_Exercise directions_: Restate the records that follow. Every word must match.

Items from an interface collection
Content starts
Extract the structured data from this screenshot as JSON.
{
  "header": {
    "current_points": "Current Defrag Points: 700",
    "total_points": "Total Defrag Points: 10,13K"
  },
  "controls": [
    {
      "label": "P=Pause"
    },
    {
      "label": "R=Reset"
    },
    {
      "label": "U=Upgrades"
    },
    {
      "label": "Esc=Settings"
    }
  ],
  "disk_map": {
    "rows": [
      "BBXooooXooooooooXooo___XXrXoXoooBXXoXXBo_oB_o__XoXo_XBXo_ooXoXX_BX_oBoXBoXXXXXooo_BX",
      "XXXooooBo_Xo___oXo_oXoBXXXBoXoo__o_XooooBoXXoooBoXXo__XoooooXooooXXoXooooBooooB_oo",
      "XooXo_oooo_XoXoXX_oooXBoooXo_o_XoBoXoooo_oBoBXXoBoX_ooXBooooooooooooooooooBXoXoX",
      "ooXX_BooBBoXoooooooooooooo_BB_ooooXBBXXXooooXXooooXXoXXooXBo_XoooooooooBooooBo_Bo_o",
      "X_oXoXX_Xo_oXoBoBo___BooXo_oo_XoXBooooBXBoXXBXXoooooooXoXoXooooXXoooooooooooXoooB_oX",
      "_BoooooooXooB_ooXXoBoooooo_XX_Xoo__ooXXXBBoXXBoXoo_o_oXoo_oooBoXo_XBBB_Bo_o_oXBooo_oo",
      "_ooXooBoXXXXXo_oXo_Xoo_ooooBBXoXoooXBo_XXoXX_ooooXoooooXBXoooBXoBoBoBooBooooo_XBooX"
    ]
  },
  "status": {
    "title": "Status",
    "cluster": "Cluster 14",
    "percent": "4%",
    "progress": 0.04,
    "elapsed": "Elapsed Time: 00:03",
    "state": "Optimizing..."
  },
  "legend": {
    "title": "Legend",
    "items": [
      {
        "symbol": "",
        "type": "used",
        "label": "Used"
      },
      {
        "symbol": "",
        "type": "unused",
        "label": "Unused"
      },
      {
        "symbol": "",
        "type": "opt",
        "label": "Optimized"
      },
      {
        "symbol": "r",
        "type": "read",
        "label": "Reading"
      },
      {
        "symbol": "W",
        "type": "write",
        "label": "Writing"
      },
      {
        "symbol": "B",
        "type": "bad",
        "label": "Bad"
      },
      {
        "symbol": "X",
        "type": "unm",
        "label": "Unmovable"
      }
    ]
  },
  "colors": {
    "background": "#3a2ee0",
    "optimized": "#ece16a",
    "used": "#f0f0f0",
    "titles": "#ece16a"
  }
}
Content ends
_Answer box_:
Extract the structured data from this screenshot as JSON.
{
  "header": {
    "current_points": "Current Defrag Points: 700",
    "total_points": "Total Defrag Points: 10,13K"
  },
  "controls": [
    {
      "label": "P=Pause"
    },
    {
      "label": "R=Reset"
    },
    {
      "label": "U=Upgrades"
    },
    {
      "label": "Esc=Settings"
    }
  ],
  "disk_map": {
    "rows": [
      "BBXooooXooooooooXooo___XXrXoXoooBXXoXXBo_oB_o__XoXo_XBXo_ooXoXX_BX_oBoXBoXXXXXooo_BX",
      "XXXooooBo_Xo___oXo_oXoBXXXBoXoo__o_XooooBoXXoooBoXXo__XoooooXooooXXoXooooBooooB_oo",
      "XooXo_oooo_XoXoXX_oooXBoooXo_o_XoBoXoooo_oBoBXXoBoX_ooXBooooooooooooooooooBXoXoX",
      "ooXX_BooBBoXoooooooooooooo_BB_ooooXBBXXXooooXXooooXXoXXooXBo_XoooooooooBooooBo_Bo_o",
      "X_oXoXX_Xo_oXoBoBo___BooXo_oo_XoXBooooBXBoXXBXXoooooooXoXoXooooXXoooooooooooXoooB_oX",
      "_BoooooooXooB_ooXXoBoooooo_XX_Xoo__ooXXXBBoXXBoXoo_o_oXoo_oooBoXo_XBBB_Bo_o_oXBooo_oo",
      "_ooXooBoXXXXXo_oXo_Xoo_ooooBBXoXoooXBo_XXoXX_ooooXoooooXBXoooBXoBoBoBooBooooo_XBooX"
    ]
  },
  "status": {
    "title": "Status",
    "cluster": "Cluster 14",
    "percent": "4%",
    "progress": 0.04,
    "elapsed": "Elapsed Time: 00:03",
    "state": "Optimizing..."
  },
  "legend": {
    "title": "Legend",
    "items": [
      {
        "symbol": "",
        "type": "used",
        "label": "Used"
      },
      {
        "symbol": "",
        "type": "unused",
        "label": "Unused"
      },
      {
        "symbol": "",
        "type": "opt",
        "label": "Optimized"
      },
      {
        "symbol": "r",
        "type": "read",
        "label": "Reading"
      },
      {
        "symbol": "W",
        "type": "write",
        "label": "Writing"
      },
      {
        "symbol": "B",
        "type": "bad",
        "label": "Bad"
      },
      {
        "symbol": "X",
        "type": "unm",
        "label": "Unmovable"
      }
    ]
  },
  "colors": {
    "background": "#3a2ee0",
    "optimized": "#ece16a",
    "used": "#f0f0f0",
    "titles": "#ece16a"
  }
}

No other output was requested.